Although pirates Jose Gaspar and Black Caesar once roamed the blue-green waters of Southwest Florida pillaging and hiding their booty, not all of Sanibel Island’s treasure is buried. Here’s a list of “island treasures” ready and waiting for you to discover on your Sundial Beach Resort & Spa vacation.
Mermaids are Real!
European sailors told tales of the mythical half woman-half fish creatures they spotted along Florida’s coast, but historians believe these were actually manatees, not mermaids! The 1,000 pound “mermaids” are mammals closely related to the elephant, and able to live in both salt and fresh waters. Look for their protruding snouts or the telltale swirl they leave on the Gulf’s surface as they submerge and you, too, can have your very own Sanibel Island “mermaid” sighting!

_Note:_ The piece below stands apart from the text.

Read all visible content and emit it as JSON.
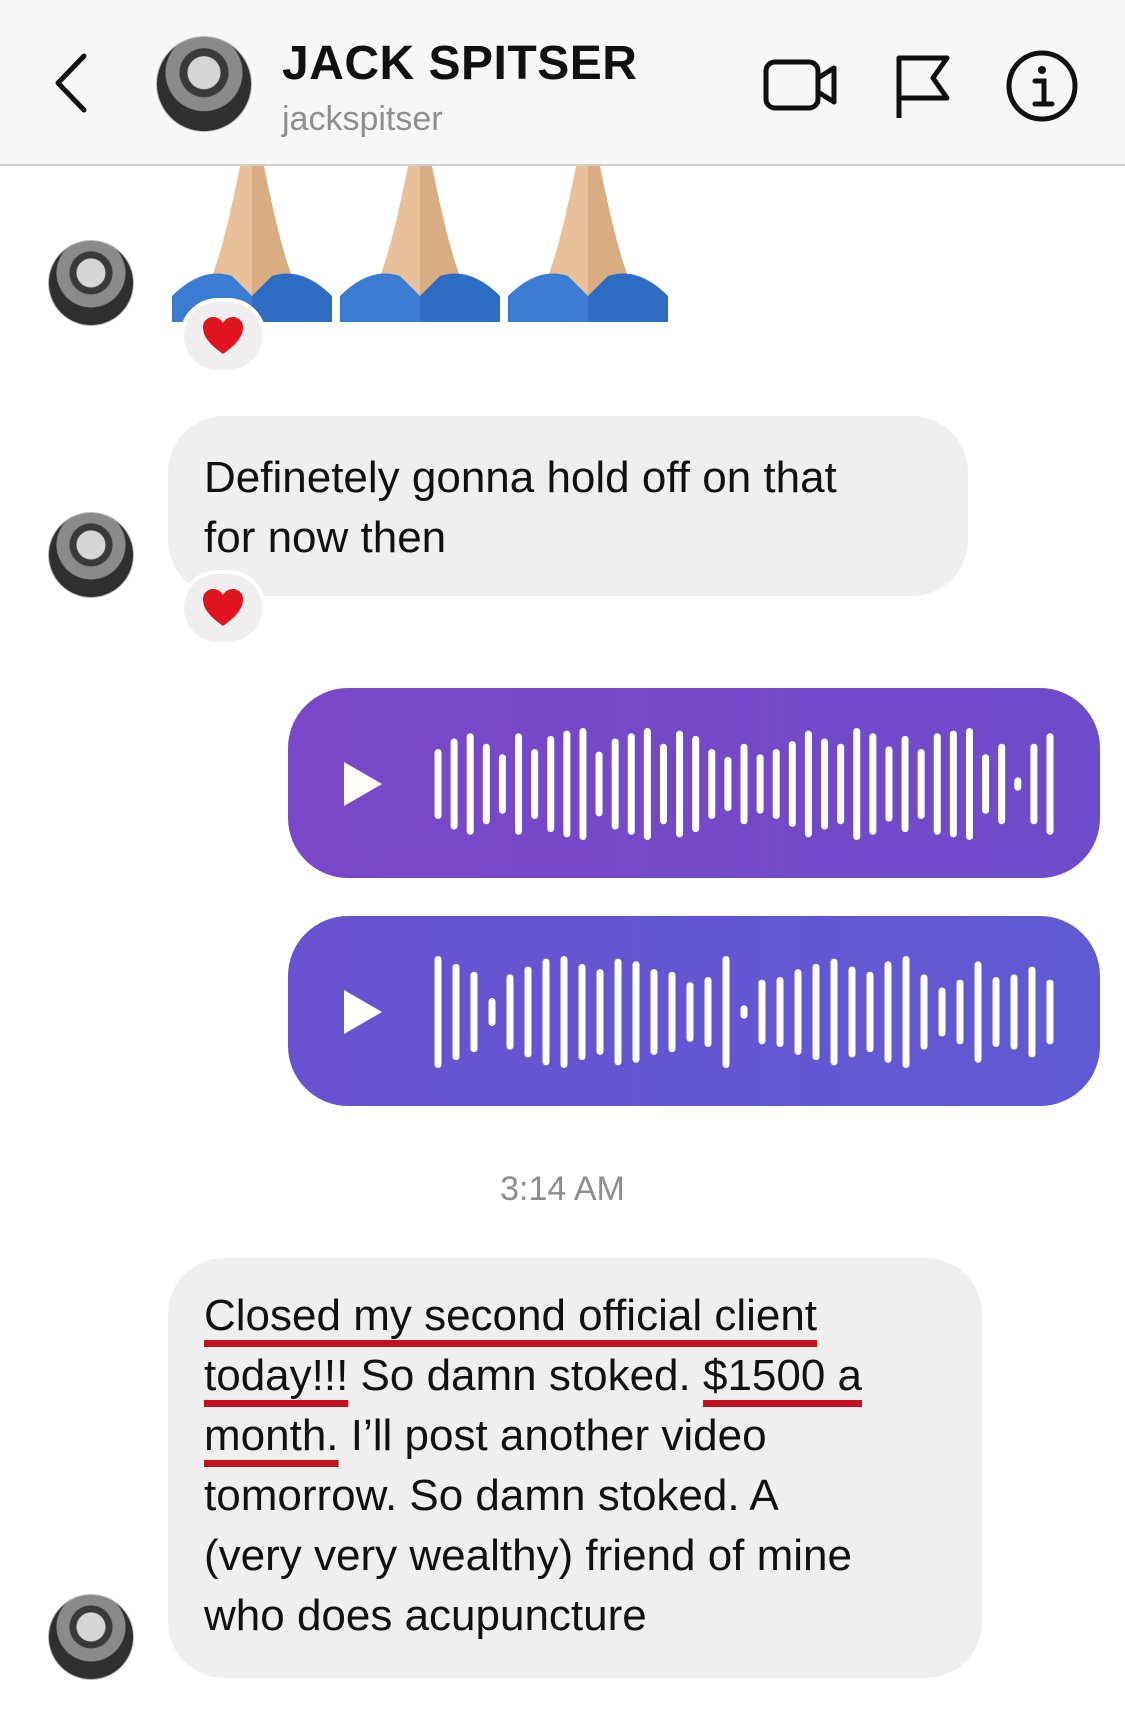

The native Calusa Indians attached it to a stick, using it as a tool. Now, it’s Florida’s official State Shell. Sanibel Island’s majestic Horse Conch can reach 2 feet in length, making it the largest mollusk in the Atlantic waters. When found alive, it’s almost neon orange body color is a sight to see! When found unoccupied, it’s a spectacular souvenir. (The taking of live or occupied shells is prohibited on Sanibel, so observe, delight and return please!)
No, That’s Not a Flamingo…

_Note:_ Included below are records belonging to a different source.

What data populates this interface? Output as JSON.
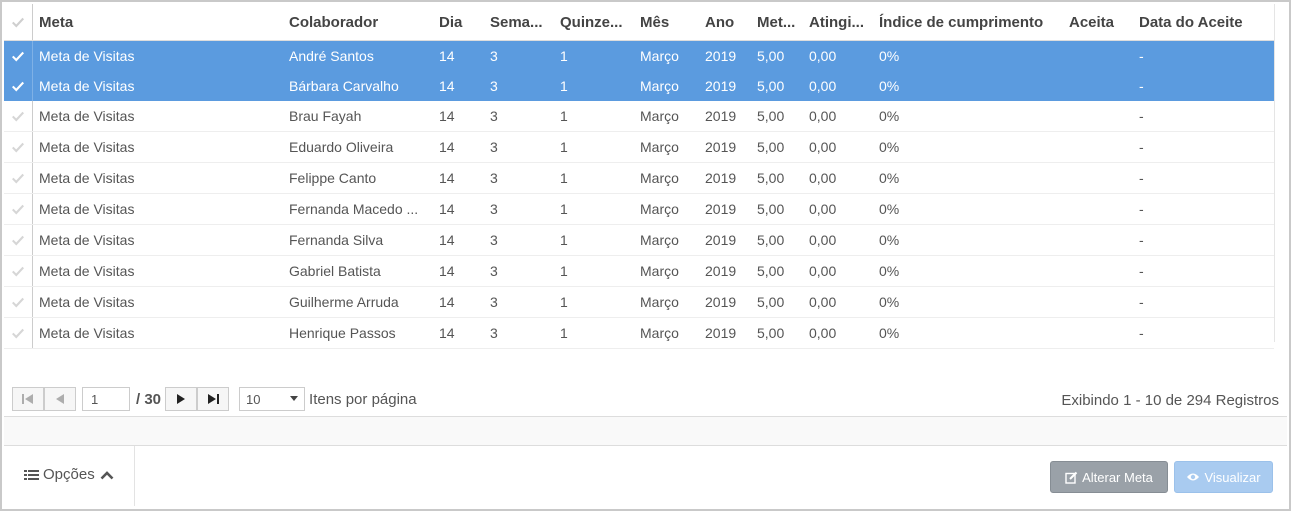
{
  "columns": [
    "Meta",
    "Colaborador",
    "Dia",
    "Sema...",
    "Quinze...",
    "Mês",
    "Ano",
    "Met...",
    "Atingi...",
    "Índice de cumprimento",
    "Aceita",
    "Data do Aceite"
  ],
  "rows": [
    {
      "selected": true,
      "cells": [
        "Meta de Visitas",
        "André Santos",
        "14",
        "3",
        "1",
        "Março",
        "2019",
        "5,00",
        "0,00",
        "0%",
        "",
        "-"
      ]
    },
    {
      "selected": true,
      "cells": [
        "Meta de Visitas",
        "Bárbara Carvalho",
        "14",
        "3",
        "1",
        "Março",
        "2019",
        "5,00",
        "0,00",
        "0%",
        "",
        "-"
      ]
    },
    {
      "selected": false,
      "cells": [
        "Meta de Visitas",
        "Brau Fayah",
        "14",
        "3",
        "1",
        "Março",
        "2019",
        "5,00",
        "0,00",
        "0%",
        "",
        "-"
      ]
    },
    {
      "selected": false,
      "cells": [
        "Meta de Visitas",
        "Eduardo Oliveira",
        "14",
        "3",
        "1",
        "Março",
        "2019",
        "5,00",
        "0,00",
        "0%",
        "",
        "-"
      ]
    },
    {
      "selected": false,
      "cells": [
        "Meta de Visitas",
        "Felippe Canto",
        "14",
        "3",
        "1",
        "Março",
        "2019",
        "5,00",
        "0,00",
        "0%",
        "",
        "-"
      ]
    },
    {
      "selected": false,
      "cells": [
        "Meta de Visitas",
        "Fernanda Macedo ...",
        "14",
        "3",
        "1",
        "Março",
        "2019",
        "5,00",
        "0,00",
        "0%",
        "",
        "-"
      ]
    },
    {
      "selected": false,
      "cells": [
        "Meta de Visitas",
        "Fernanda Silva",
        "14",
        "3",
        "1",
        "Março",
        "2019",
        "5,00",
        "0,00",
        "0%",
        "",
        "-"
      ]
    },
    {
      "selected": false,
      "cells": [
        "Meta de Visitas",
        "Gabriel Batista",
        "14",
        "3",
        "1",
        "Março",
        "2019",
        "5,00",
        "0,00",
        "0%",
        "",
        "-"
      ]
    },
    {
      "selected": false,
      "cells": [
        "Meta de Visitas",
        "Guilherme Arruda",
        "14",
        "3",
        "1",
        "Março",
        "2019",
        "5,00",
        "0,00",
        "0%",
        "",
        "-"
      ]
    },
    {
      "selected": false,
      "cells": [
        "Meta de Visitas",
        "Henrique Passos",
        "14",
        "3",
        "1",
        "Março",
        "2019",
        "5,00",
        "0,00",
        "0%",
        "",
        "-"
      ]
    }
  ],
  "pager": {
    "page_value": "1",
    "total_pages": "/ 30",
    "page_size": "10",
    "items_label": "Itens por página",
    "info": "Exibindo 1 - 10 de 294 Registros"
  },
  "footer": {
    "options_label": "Opções",
    "alter_label": "Alterar Meta",
    "view_label": "Visualizar"
  },
  "colors": {
    "selected_row": "#5b9bdf",
    "alter_button": "#9aa1a8",
    "view_button": "#a9cbf0"
  },
  "icons": [
    "check-icon",
    "first-page-icon",
    "prev-page-icon",
    "next-page-icon",
    "last-page-icon",
    "caret-down-icon",
    "list-icon",
    "chevron-up-icon",
    "edit-icon",
    "eye-icon"
  ]
}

Sanibel Island visitors frequently remark that they’ve seen a flamingo. Although the very occasional flamingo has been spotted over the years, it’s most likely the beautifully bizarre Roseate Spoonbill. With its odd bill and showy pink plumage, this island resident can’t help but impress, especially when flying overhead with its rosy wings silhouetted against the azure blue Sanibel sky.
Leggy Visitor from the Deep – pictured at top
After a storm, keep your eyes peeled along the Sanibel shoreline and if you are very lucky you may find a tiny treasure- the Pygmy Octopus. This sticky cephalopod sometimes becomes dislodged from its seabed hiding place during rough conditions and washes up on the beach, clinging to some seaweed or a shell. Intelligent and playful, this diminutive island-favorite weighs a mere ounce and can grow to be 5 inches, most of which is tentacles.
A relic relatively unchanged from prehistoric times, the once-endangered American Alligator now thrives on Sanibel Island. Did you know an alligator has between 74-80 teeth and can regenerate lost teeth allowing it to have 2000 teeth over the course of its lifetime? A good place to spot an alligator in its natural environment is at Ding Darling National Wildlife Refuge, or in the lake behind the pickleball courts at Sundial.
Ready to do some treasure hunting of your own? Discover paradise at Sundial Beach Resort & Spa on sunny Sanibel Island, Florida. Book your getaway at sundialresort.com